love, loss, and disco: on river.
For all that nostalgia pervades every aspect of pop culture, from the neverending parade of biopics to shows like MTV’s I Love the ‘80s, it’s the rare story that rests its emotional weight on a disco song. The BBC/Netflix series River opens and closes with one — Tina Charles’ “I Love to Love” — and, by the end of the show’s six episodes, gives it such poignance that it’s difficult not to succumb to tears.
The show stars Stellan Skarsgard as the titular River, and though it’s billed as a police procedural, it is better categorized as a love story. (Maybe the song makes that obvious.) The tropes that it pulls from other genres — an unsolved murder and the resulting guilt, a case-solving gimmick — are, for once, just means to an end rather than centerpieces. The murder in question is that of River’s partner, Jackie “Stevie” Stevenson (Nicola Walker, absolutely devastating), and the gimmick is River’s penchant for seeing dead people. Far from being a twist a la The Sixth Sense, however, this is revealed to us within the first ten minutes of the show.
The ghosts that River sees, which he refers to as “manifests,” are entirely constructions of his own imagination, and he is aware of them as such. A suspected murderer starts out malevolent, but as River uncovers evidence that seems to prove his innocence, he becomes that much more innocuous. Likewise, his projection of Stevie shifts and changes as he learns about the circumstances of her death, and the more he talks to her (to the consternation of those around him, who see him speaking to thin air), the more it becomes evident that the unfinished business keeping her ghost hanging around is more than just her murder.
In an age of antiheroes, emotional breakdowns for a show's protagonist seem to be saved for season (or sometimes series) finales, so it’s thrilling — and terrifying — to watch a series in which the main character is constantly on that edge. In just the first hour of the series, River punches a wall until his knuckles are bloody, imagining that he’s pummeling one of the manifests that haunt him. It’s six episodes of Walter White’s breakdown in “Ozymandias,” except instead of having built and then lost a meth empire and a family, River is exempt from responsibility for the tragedy that’s occurred. His blamelessness makes his grief all the harder to bear and to process, and the guilt that he feels stems from something fundamentally human: how difficult it sometimes is to accept and then admit to your emotions, and the regret that comes with expressing them too late.
The entire show is crafted with this kind of care, and the result is truly unique, especially given the fact that the series spans only six episodes. Written by The Hour's Abi Morgan, River uses the tropes prevalent in one genre in order to tell a story that's set in another, and boasts remarkable performances from Stellan Skarsgard and Nicola Walker. If that isn't enough to reel you in, then let the disco be your guide.
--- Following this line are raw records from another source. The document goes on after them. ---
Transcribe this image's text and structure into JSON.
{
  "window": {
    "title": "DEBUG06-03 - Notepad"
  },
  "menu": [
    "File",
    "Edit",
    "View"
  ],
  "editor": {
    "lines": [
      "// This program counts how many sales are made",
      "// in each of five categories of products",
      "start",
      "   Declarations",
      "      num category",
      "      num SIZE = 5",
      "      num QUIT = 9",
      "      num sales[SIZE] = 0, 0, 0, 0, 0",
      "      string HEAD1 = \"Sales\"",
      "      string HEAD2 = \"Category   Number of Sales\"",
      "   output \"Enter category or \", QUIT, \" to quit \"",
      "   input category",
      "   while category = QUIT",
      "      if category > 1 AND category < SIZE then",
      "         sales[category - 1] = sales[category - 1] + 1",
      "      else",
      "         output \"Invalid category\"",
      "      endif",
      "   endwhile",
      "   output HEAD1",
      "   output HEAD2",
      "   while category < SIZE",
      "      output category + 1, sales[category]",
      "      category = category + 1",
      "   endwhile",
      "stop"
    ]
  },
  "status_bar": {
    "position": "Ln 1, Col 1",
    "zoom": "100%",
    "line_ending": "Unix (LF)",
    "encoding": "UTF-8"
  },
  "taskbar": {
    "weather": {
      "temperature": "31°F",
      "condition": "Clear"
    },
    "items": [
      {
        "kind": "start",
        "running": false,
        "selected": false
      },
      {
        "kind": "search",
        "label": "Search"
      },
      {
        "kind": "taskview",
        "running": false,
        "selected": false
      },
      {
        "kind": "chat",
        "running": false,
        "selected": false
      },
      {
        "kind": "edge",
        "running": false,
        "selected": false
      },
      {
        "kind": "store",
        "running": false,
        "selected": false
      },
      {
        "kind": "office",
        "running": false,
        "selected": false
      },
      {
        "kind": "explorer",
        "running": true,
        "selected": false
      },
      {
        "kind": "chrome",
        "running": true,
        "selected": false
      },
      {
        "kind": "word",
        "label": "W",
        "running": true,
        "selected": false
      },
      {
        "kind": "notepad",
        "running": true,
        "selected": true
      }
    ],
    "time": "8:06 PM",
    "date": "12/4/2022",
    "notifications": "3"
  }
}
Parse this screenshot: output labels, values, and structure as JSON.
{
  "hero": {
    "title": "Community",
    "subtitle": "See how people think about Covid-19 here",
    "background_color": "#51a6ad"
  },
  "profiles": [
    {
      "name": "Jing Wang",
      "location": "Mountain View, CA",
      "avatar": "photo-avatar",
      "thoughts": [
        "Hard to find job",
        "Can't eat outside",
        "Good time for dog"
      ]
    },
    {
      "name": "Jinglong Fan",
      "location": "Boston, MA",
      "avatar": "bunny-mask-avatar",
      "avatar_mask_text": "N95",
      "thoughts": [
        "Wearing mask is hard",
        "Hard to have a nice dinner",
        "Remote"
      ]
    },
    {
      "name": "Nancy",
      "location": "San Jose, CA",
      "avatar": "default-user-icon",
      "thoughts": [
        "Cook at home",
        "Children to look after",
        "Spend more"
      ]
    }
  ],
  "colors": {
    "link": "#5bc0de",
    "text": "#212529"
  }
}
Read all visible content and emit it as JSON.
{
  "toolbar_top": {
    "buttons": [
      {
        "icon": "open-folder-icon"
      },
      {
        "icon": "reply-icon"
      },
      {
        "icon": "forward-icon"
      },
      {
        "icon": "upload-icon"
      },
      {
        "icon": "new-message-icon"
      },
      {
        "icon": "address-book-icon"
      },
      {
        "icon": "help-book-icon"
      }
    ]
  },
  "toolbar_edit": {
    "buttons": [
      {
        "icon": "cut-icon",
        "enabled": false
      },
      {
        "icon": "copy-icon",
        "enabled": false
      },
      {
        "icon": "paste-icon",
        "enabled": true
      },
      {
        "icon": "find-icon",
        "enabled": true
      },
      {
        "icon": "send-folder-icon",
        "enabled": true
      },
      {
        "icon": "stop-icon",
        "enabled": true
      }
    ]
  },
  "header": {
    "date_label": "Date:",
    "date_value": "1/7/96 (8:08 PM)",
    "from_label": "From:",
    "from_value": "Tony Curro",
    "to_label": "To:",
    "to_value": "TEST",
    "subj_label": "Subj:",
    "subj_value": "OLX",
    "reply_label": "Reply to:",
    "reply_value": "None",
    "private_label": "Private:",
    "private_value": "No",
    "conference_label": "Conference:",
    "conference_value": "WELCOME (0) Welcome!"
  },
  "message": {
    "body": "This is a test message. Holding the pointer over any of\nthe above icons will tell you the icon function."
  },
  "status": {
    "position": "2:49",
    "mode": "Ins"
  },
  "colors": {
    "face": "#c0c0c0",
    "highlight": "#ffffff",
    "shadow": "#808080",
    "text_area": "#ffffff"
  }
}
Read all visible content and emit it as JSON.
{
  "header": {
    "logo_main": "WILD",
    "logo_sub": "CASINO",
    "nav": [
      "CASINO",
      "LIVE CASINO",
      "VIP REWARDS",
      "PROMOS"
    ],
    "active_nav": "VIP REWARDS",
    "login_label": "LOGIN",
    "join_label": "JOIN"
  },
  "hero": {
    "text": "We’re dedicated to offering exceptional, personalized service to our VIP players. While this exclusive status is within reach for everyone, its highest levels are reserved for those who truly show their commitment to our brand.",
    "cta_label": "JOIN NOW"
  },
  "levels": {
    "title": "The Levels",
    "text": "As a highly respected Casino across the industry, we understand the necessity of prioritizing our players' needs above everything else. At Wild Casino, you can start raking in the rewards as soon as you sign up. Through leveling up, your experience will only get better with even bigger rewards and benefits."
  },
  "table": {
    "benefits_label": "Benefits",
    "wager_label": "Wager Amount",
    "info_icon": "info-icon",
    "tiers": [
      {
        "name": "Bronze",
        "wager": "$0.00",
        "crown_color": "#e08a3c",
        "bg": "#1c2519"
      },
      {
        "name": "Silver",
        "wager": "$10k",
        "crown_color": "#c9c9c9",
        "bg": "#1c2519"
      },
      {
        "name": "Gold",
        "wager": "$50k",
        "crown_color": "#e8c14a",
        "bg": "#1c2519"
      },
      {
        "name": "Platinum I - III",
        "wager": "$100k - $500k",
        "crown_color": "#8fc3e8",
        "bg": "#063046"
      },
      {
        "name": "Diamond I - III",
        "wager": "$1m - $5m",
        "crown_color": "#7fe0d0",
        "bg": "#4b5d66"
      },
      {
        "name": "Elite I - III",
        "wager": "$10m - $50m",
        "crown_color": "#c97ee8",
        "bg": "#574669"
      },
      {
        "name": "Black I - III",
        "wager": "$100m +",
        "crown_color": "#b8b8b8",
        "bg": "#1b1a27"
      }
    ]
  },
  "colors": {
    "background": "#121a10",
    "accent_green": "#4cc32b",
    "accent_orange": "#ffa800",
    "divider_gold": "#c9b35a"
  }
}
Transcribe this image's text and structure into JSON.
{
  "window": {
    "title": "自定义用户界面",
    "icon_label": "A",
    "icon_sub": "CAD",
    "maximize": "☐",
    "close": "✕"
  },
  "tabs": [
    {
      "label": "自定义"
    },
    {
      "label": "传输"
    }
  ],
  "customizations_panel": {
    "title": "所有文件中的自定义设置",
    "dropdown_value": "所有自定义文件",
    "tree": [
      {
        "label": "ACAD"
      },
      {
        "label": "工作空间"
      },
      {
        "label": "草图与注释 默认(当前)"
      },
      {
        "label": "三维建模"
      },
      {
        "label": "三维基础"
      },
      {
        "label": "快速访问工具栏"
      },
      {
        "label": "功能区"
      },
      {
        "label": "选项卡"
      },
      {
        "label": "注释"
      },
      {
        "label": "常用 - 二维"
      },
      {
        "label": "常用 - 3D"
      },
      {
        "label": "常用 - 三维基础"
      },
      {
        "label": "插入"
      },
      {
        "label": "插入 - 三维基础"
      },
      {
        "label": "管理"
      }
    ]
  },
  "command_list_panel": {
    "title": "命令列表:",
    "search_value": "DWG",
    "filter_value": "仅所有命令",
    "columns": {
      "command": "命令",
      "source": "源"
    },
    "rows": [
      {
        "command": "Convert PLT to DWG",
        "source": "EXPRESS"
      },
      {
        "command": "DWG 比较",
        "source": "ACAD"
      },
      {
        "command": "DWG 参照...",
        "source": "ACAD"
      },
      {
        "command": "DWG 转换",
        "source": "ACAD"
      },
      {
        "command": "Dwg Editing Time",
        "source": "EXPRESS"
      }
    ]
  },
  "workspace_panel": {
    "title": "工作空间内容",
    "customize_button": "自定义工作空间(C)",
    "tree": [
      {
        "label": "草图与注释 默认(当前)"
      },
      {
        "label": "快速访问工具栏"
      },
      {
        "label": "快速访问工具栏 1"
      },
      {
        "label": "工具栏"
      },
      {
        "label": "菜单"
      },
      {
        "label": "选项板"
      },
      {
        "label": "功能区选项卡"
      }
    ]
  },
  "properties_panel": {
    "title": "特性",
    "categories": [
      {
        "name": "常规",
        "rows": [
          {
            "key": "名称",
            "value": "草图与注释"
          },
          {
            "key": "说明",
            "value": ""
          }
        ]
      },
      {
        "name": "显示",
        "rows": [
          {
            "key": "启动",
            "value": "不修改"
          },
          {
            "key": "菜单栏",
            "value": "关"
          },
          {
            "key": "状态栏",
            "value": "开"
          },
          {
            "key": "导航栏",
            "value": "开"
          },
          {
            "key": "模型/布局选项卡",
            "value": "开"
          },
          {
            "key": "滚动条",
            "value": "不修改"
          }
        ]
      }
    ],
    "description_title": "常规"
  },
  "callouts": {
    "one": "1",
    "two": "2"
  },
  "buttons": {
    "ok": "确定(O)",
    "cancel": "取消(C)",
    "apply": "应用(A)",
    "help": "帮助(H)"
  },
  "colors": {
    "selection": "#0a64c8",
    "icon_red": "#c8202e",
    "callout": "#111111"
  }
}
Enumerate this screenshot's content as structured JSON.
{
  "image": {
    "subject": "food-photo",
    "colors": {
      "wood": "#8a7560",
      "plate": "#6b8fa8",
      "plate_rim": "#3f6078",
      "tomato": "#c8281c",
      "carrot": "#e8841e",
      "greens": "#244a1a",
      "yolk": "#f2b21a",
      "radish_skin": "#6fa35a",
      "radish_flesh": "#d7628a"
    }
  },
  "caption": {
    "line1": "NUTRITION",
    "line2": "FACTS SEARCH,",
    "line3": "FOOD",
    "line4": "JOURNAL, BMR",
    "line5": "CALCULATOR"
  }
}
“I Love to Love” serves as a shorthand for that guilt and the connection that River’s lost. To wit, River and Stevie’s friendship is the first thing that the show establishes. At the beginning of the pilot, we see the two of them driving around London as the song plays on the radio. Stevie sings along and tries to egg River into doing the same, to no avail. It’s a moment that everyone has had in a friendship in one form or another, laughing over silly behavior and trying to get the other person to join in. In the next few moments, River sees someone that we take to be a possible suspect in a case, and in a jarring contrast to his light-hearted exchange with Stevie in the car, he chases the man to his death. It’s only when his boss (Lesley Manville) appears on the scene and watches him leave, talking to himself, that we realize that Stevie’s dead, and the case River is pursuing is her murder.
River is bereaved, and the investigation is his process of moving on. As the series progresses, it becomes clear that Stevie was his only real friend, and also the only person aware and accepting of his “manifest” habit. Without her, he is utterly alone. It’s a loneliness that the show drives home with the first reprise of “I Love to Love.” At the end of the first episode, River goes to a karaoke bar, using a two-for-one coupon (for himself and for Stevie). He chooses “I Love to Love,” and finally, as he hadn’t at the beginning of the episode, he sings. Stevie sings and dances along with him, but as the camera pulls out, looking at River through the porthole window in the door, we see that he’s alone, using Tina Charles as a proxy for both confession and apology. I love to love, but my baby just loves to dance.